Well, let's flip this issue around a bit. First, sometimes the best way to help a friend is to tell them that they are making a mistake. This is not easy to do, but say your friend wants to rob a beer store. Do you help them or tell them not to? The US government is not robbing a beer store in Iraq, but the principle is the same. A good friend doesn't blindly fall in line. Good friends consider action and sometimes take the tougher road of saying "no, this is a mistake."
Second, Canada has helped out the US over and over and over again. Let's look at Canada's record in international affairs and the delpoyment of military forces. It is pretty impressive: Somalia, Rwanda, Krajina, Bosnia, Kosovo, Afghanistan, the first Gulf War. In other words, the idea that Canada is somehow missing in action is simply empirically wrong. Whether one agrees with it or not, Canada has an impressive record of international military deployment. Canadian missions were not always a success -- Rwanda and Somalia were abject failures -- but some were. Canadian action in the Krajina and Afghanistan as well as the first Gulf War were effective. To this we could add naval deployment in Operation Appolo and the impressive civilian effort during the 9/11 crisis. Canada is not missing in action in terms of international affairs. The Canadian government disagreed with the US government over the Second Gulf War. To the best of my count that is one time there has been a serious disagreement. You could run this number to two if you wanted to count the Cuba issue.

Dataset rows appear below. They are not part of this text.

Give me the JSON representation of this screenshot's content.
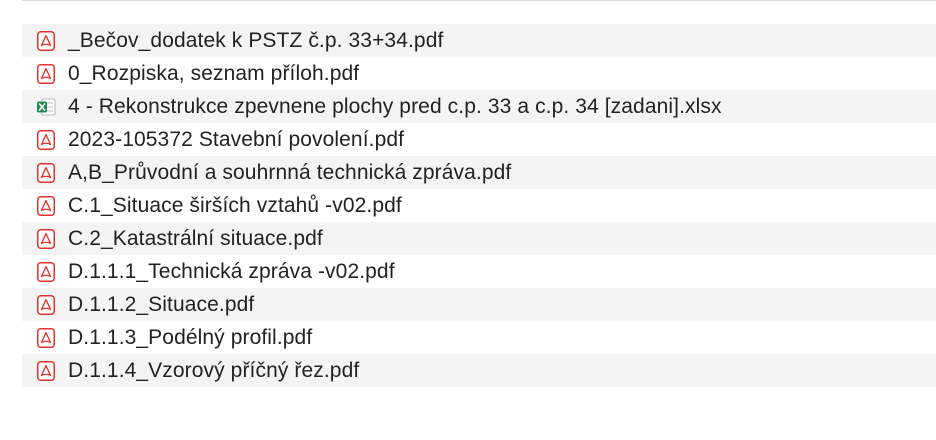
{
  "colors": {
    "pdf_red": "#e5312b",
    "xlsx_green": "#1f8a4c",
    "row_alt": "#f4f4f5",
    "text": "#222222"
  },
  "files": [
    {
      "name": "_Bečov_dodatek k PSTZ č.p. 33+34.pdf",
      "icon": "pdf-icon"
    },
    {
      "name": "0_Rozpiska, seznam příloh.pdf",
      "icon": "pdf-icon"
    },
    {
      "name": "4 - Rekonstrukce zpevnene plochy pred c.p. 33 a c.p. 34 [zadani].xlsx",
      "icon": "xlsx-icon"
    },
    {
      "name": "2023-105372 Stavební povolení.pdf",
      "icon": "pdf-icon"
    },
    {
      "name": "A,B_Průvodní a souhrnná technická zpráva.pdf",
      "icon": "pdf-icon"
    },
    {
      "name": "C.1_Situace širších vztahů -v02.pdf",
      "icon": "pdf-icon"
    },
    {
      "name": "C.2_Katastrální situace.pdf",
      "icon": "pdf-icon"
    },
    {
      "name": "D.1.1.1_Technická zpráva -v02.pdf",
      "icon": "pdf-icon"
    },
    {
      "name": "D.1.1.2_Situace.pdf",
      "icon": "pdf-icon"
    },
    {
      "name": "D.1.1.3_Podélný profil.pdf",
      "icon": "pdf-icon"
    },
    {
      "name": "D.1.1.4_Vzorový příčný řez.pdf",
      "icon": "pdf-icon"
    }
  ]
}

Is not an independent country entitled to that?
Three, the US has always been there when we have needed them. Give me an example to illustrate this point. When has the US come to the defense of Canada? When have Canadians called on the US to help out. I can think of examples. Prime Ministers of Canada have called on American leaders to support federalism (and this they have done). The US sent a great deal of aid during the Halifax explosion. The US is a good country, Americans are good people. I'm not slagging the country or the people, but the way some Canadians tell this story, you'd think Canada was forever asking the US for help and the US was dutifully running up to give it. Perhaps this is true, but I can't think of more than a couple of examples myself.
Four, when does it end? Does Canada always have to do what the US wants? If so, why don't we just surrender our independence right now. For those people who say Canada should help the US out when it calls, I ask this question: does this mean always? Do Canadians ever get to make their own decisions about international affairs or do we just send our soldiers when a foreign power asks?
Fifth: the US will not protect Canada any longer. From whom? Seriously, from whom is the US protecting Canada?
This is not a critique of George Bush or the American government. Personally, I doubt he said the things he is reported as saying. This is a critique of what I might call Canadian toadyism. Canada needs to maintain good relations with the US, to be sure, and we should. A good relationship, I'd like to think, helps both Canada and the US, but c'mon guys, let's not turn Canada into Toady-land.